Business + Marketing

Wedding Photographer KT Merry Refocuses Her Camera on Endangered Wildlife

July 14, 2017

By KT Merry

Photo © KT Merry

KT Merry photographs animals at wildlife conservancies, which she then turns into fine-art prints to benefit those protecting them from danger.

It was a normal Tuesday morning in April, 2015, and I was starting my day just like I always do: catching up on email and glancing at the day’s headlines. On the front page of CNN’s website was a photo of the world’s only surviving male northern white rhino and the rangers who stand guard 24 hours a day to protect him from poachers. The image was heartbreaking—a symbol of mankind’s power to both destroy and save.

In that moment, everything changed for me. I would say I was an animal lover privately and a wedding photographer professionally, but amidst mood boards and engagement shoot edits, it suddenly became painfully clear to me that my generation may be the one that sees so many majestic species simply vanish from the wild. These creatures might someday only exist in books and stories. I realized that I must render these animals my loyalty, my soul and my talents in the only way I know how.

All Photos © KT Merry

Render Loyalty emerged fully formed in my mind, a fine-art photography company dedicated to supporting wildlife conservancies and the animals they protect. When I shared this idea with my husband, Chad, he was ready to jump in with me, and we have embarked on a challenging, wild journey to make conservation our life’s work.

Last year, we traveled to Kenya to partner with two amazing wildlife non-profits, the David Sheldrick Wildlife Trust and Lewa Wildlife Conservancy, and experienced their priceless efforts to ensure the survival of the planet’s most vulnerable species. From up-close encounters with baby elephants to silent observation of adolescent lions, Chad and I had the opportunity to observe creatures we’d only seen in pictures.

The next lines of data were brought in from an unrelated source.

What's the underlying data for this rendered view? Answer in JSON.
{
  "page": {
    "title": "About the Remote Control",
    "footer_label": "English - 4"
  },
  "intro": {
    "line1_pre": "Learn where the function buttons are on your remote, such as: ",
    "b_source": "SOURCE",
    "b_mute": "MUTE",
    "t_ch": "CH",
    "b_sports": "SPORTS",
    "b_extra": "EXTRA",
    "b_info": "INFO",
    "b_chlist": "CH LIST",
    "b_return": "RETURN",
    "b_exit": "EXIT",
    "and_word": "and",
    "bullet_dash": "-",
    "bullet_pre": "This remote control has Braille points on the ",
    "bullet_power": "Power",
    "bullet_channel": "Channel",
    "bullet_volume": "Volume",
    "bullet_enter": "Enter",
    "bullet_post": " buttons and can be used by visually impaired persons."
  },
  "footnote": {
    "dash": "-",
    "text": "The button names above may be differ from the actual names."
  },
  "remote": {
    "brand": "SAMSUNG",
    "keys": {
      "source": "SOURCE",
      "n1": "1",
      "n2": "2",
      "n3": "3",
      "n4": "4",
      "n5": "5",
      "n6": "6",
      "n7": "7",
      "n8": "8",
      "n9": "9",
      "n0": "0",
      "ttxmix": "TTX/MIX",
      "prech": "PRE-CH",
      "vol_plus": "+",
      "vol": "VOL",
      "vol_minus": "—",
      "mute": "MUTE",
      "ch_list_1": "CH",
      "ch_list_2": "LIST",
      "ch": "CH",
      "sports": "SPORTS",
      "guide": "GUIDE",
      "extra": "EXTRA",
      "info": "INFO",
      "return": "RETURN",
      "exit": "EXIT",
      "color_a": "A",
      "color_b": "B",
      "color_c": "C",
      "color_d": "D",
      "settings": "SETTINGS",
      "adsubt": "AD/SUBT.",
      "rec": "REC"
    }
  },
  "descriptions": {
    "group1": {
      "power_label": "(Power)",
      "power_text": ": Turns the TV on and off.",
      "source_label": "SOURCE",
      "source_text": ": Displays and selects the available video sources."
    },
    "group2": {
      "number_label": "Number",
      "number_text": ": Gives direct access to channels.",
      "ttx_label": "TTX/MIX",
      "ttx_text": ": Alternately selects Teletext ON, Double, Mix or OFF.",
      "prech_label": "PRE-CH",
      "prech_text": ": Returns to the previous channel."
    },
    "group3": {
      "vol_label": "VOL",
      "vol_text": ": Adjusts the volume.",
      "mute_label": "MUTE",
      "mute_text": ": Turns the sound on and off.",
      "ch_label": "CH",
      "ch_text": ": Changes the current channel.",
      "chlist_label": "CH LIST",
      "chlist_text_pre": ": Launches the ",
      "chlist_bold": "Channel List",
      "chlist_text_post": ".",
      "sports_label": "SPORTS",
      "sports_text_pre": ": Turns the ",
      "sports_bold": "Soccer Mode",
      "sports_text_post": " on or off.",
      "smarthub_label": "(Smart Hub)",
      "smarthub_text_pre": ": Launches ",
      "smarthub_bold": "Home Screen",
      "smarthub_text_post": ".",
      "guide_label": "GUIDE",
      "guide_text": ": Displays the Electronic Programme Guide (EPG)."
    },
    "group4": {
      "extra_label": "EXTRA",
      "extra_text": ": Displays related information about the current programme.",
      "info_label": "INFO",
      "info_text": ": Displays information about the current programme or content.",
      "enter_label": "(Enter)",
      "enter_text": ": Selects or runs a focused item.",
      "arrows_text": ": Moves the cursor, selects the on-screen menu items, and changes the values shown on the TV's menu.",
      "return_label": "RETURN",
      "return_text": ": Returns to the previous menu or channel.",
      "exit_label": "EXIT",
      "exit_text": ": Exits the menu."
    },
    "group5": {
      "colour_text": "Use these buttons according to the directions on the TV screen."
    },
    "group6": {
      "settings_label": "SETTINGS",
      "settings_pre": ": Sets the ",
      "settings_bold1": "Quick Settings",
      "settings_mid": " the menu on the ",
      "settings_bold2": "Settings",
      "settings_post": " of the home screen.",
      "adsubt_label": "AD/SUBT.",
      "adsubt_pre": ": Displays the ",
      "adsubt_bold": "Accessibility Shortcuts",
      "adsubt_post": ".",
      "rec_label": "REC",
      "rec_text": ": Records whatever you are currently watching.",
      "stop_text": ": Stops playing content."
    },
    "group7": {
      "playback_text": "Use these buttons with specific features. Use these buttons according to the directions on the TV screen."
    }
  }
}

I documented our journey on film with my Contax 645 medium-format camera, and 80mm f/2.0 and 350mm f/4 lenses, to capture a range of subjects. While digital has its benefits, I prefer film for its depth and resonance. The medium-format Ilford 400 black-and-white film that I used was the perfect choice, resulting in soul-stirring photographs that capture the power of the animals. Richard Photo Lab helps us create one-of-a-kind prints using Hahnemühle’s fine-art cotton Photo Rag paper, which will last for decades.

Each of the photos sold on the Render Loyalty site contributes directly to the protection of threatened species; 20 percent of the retail price of each piece and 60 percent of the first edition of our largest, 40 x 52-inch pieces go to the conservancy where the image was captured. So far this year, we have generated over $20,000 in contributions, with a goal to raise over $100,000 annually.

While some of us may never have the chance to go to Africa or other distant places and see these threatened species ourselves, photography gives us a chance to intimately experience them. I hope to instill that emotional connection within the viewer. In today’s political climate, when the environment seems to be, tragically, the last priority, it’s up to us to put our talents and passions to work on behalf of the planet and its creatures.

KT Merry is a fine-art destination wedding photographer who was named a PDN 20 Rising Star in 2011. She also shoots fashion editorials and fine-art series and has been featured in publications such as Martha Stewart Weddings and Harper’s BAZAAR.